We testified that understanding pandemic origins can help policymakers craft responses to prevent future events. This could help reduce the high health and economic costs associated with pandemics.
Genetic analysis and other technologies can help researchers detect a pandemic's origin. Investigations into the origins of diseases can be slow, but the technologies aren't the problem. For example, delays can result when investigators can't access biological samples, or if there aren't enough trained investigators.
Our recent work identified 5 policy options to address these issues, such as expanding the pandemic origin investigator workforce.
What GAO Found
Determining the likely origin of pandemics is challenging. Researchers may use several technologies to investigate a pandemic's origin. For example, researchers use technologies such as genomic sequencing, bioinformatics analysis, and genetic databases to generate, analyze, and compare a pathogen's genetic makeup against that of other pathogens. A key limitation of these technologies is that some laboratory-based genetic modifications may be indistinguishable from natural variations.

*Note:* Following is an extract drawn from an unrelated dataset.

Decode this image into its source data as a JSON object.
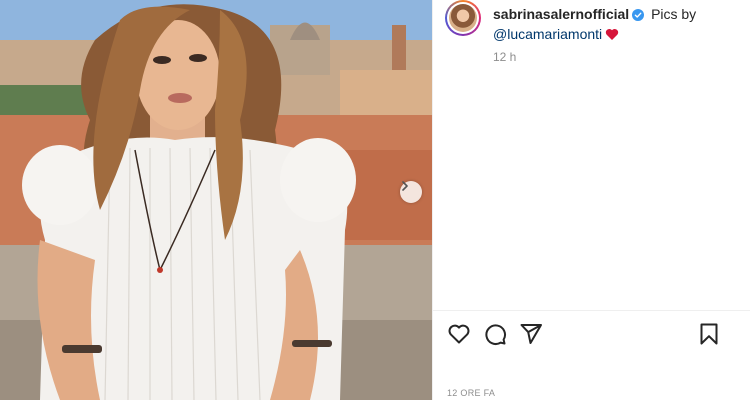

Access to samples is critical for conducting genetic sequence analysis, which allows researchers to generate and analyze the data needed to support the likely origin of a pandemic.
Researchers also use technologies such as serology (i.e., blood analysis) and epidemiological surveillance—tracking a disease as it moves through a population—to monitor pathogen infection and disease occurrence in human and animal populations. The resulting data can support pandemic origin investigations. However, for these technologies to be effective in determining a pandemic's likely origin, investigators need access to samples and data from infected or exposed individuals from early in an outbreak to reliably trace the disease back to the first human infection(s). Further, researchers may conduct laboratory-based pathogen studies to generate data to support known natural patterns or unusual patterns of spread indicative of a possible laboratory-related origin. However, some pathogens cannot be easily cultured in a laboratory setting, and some pathogens may require enhanced biosafety-level facilities.
However, experts told GAO that technologies are not the limiting factor for determining the likely origin of a pandemic. GAO identified three cross-cutting challenges that hinder pandemic origin investigations. These include a lack of sufficient access to samples and genetic sequence data; a lack of standardized processes for submitting, accessing, and using genetic sequence data stored in databases around the world; and a lack of a sufficient and skilled interdisciplinary workforce.
GAO identified five policy options that may help address the cross-cutting challenges, including proactively establishing multilateral agreements for accessing and sharing samples and genetic sequence data, taking steps to grow an interdisciplinary workforce, and developing a national strategy targeted to pandemic origin investigations. These policy options represent possible actions that policymakers—who may include Congress, federal agencies, state and local governments, academia, industry, and international organizations—could consider taking.
Why GAO Did This Study
Pandemics are global disease outbreaks that can greatly increase morbidity and mortality and cause significant economic and social disruptions. According to the scientific literature, most pandemics where the origin is known were caused by the natural transmission of a virus through animal-to-human contact; however, there is potential for a pandemic to originate from laboratory research.
GAO was asked to conduct a technology assessment on pandemic origins. This testimony summarizes our January 2023 technology assessment entitled Pandemic Origins: Technologies and Challenges for Biological Investigations and describes: (1) key technologies available for pandemic origin investigations, (2) strengths and limitations of these tools and how researchers use them to investigate pandemic origins, and (3) cross-cutting challenges researchers face in trying to determine a pandemic's origin.
GAO reviewed peer-reviewed scientific literature and other documents, including reports from the Centers for Disease Control and Prevention, Office of the Director of National Intelligence, the Johns Hopkins Center for Health Security, World Health Organization, and select national laboratories; interviewed government, industry, and academic representatives; and convened a meeting of 27 experts in March 2022 with assistance from the National Academies of Sciences, Engineering, and Medicine.
For more information, contact Karen L. Howard at (202) 512-6888 or email@example.com.